**To do**
In the data, extract each line that holds the string "library".

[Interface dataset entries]
^^^^^^^^
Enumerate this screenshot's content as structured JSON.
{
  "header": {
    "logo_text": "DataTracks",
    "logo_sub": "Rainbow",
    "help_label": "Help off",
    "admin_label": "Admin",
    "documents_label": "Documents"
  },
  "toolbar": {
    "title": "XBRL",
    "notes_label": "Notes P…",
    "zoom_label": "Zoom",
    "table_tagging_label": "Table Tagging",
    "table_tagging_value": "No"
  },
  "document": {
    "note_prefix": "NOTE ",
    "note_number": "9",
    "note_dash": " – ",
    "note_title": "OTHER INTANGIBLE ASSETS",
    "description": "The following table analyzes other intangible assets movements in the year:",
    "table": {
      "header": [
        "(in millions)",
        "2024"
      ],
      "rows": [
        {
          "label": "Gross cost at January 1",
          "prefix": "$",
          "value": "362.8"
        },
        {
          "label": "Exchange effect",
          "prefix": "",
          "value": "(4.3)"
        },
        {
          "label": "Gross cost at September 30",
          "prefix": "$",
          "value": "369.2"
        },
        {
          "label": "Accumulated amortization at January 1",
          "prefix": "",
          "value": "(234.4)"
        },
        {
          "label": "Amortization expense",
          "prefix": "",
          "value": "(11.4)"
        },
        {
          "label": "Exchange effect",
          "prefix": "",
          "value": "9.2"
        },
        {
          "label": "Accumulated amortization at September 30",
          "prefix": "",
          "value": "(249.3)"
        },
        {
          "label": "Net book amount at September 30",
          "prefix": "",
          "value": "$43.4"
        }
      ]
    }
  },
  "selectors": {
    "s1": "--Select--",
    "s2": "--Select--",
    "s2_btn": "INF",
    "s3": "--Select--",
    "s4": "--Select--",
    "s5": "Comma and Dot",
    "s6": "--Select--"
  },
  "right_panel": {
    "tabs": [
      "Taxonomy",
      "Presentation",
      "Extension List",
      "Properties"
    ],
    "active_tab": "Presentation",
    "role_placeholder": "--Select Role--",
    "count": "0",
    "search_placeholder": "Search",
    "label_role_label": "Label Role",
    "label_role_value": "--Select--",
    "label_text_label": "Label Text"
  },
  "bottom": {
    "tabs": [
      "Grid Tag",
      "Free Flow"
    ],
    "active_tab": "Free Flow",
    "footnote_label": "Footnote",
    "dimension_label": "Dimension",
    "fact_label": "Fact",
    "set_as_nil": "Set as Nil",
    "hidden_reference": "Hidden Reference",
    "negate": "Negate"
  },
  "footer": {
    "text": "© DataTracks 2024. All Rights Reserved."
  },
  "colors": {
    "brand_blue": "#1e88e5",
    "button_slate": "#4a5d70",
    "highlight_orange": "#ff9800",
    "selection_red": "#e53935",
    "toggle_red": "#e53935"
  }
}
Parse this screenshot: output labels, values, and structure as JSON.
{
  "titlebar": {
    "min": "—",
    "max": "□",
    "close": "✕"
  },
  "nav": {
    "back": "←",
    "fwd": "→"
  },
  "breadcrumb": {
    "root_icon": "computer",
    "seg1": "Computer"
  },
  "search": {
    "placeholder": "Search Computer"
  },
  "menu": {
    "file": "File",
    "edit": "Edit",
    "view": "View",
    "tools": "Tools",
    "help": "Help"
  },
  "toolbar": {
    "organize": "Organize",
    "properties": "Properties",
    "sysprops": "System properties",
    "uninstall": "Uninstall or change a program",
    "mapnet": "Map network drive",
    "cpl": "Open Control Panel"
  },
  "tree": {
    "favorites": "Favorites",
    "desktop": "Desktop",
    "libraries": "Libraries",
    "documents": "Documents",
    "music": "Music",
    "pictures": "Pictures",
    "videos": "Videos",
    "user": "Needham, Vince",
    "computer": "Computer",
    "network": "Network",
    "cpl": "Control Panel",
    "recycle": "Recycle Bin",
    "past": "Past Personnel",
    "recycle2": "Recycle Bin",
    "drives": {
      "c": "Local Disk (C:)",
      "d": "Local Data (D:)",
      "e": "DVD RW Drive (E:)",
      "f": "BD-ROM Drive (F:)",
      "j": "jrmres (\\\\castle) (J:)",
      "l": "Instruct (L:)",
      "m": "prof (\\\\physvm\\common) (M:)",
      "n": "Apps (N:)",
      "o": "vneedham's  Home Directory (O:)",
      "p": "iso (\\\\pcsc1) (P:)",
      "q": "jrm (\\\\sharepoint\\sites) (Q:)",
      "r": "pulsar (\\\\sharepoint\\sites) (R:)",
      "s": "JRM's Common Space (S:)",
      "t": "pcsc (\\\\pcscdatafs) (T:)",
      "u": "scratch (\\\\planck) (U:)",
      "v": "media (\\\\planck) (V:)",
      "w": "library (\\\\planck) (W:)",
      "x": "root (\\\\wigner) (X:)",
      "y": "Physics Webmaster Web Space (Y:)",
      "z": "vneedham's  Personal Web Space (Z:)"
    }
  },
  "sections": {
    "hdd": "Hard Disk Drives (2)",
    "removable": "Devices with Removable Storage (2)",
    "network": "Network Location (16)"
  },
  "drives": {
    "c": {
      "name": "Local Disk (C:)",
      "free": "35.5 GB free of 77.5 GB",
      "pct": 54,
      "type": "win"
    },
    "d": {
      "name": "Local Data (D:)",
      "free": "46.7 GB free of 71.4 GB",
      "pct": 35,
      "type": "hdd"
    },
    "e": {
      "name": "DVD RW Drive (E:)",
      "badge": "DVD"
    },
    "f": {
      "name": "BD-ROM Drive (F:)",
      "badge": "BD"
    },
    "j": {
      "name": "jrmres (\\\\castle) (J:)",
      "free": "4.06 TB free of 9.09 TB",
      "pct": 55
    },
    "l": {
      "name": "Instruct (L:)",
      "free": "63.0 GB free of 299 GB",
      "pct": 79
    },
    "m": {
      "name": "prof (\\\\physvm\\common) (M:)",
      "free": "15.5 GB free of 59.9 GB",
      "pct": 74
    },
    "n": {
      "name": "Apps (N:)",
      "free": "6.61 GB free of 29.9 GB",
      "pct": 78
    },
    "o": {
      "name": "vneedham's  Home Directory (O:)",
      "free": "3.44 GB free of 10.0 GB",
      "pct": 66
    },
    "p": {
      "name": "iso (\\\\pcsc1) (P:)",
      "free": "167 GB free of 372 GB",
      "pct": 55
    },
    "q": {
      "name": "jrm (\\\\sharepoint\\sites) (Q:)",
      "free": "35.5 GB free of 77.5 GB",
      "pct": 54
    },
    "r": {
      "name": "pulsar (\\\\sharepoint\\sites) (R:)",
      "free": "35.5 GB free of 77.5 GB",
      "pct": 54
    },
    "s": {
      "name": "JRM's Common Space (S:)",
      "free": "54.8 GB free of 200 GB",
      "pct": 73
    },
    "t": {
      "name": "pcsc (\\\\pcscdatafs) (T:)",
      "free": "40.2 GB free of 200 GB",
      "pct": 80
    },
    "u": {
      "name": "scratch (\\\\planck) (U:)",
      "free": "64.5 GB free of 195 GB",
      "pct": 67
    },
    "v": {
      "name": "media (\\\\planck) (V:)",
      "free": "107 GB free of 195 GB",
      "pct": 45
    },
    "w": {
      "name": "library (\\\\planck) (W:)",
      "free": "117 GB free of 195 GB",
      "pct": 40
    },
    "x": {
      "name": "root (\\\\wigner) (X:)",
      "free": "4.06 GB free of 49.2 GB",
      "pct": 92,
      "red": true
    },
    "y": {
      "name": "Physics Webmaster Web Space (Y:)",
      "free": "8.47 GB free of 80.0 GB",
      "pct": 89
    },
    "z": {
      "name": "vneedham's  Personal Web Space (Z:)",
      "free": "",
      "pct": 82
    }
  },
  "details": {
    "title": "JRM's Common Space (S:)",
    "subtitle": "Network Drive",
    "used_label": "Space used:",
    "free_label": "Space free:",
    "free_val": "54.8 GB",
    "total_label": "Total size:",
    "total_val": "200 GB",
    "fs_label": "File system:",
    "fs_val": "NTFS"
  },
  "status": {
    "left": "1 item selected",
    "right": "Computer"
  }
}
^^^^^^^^
**Solution for this problem**
      "w": "library (\\\\planck) (W:)",
      "name": "library (\\\\planck) (W:)",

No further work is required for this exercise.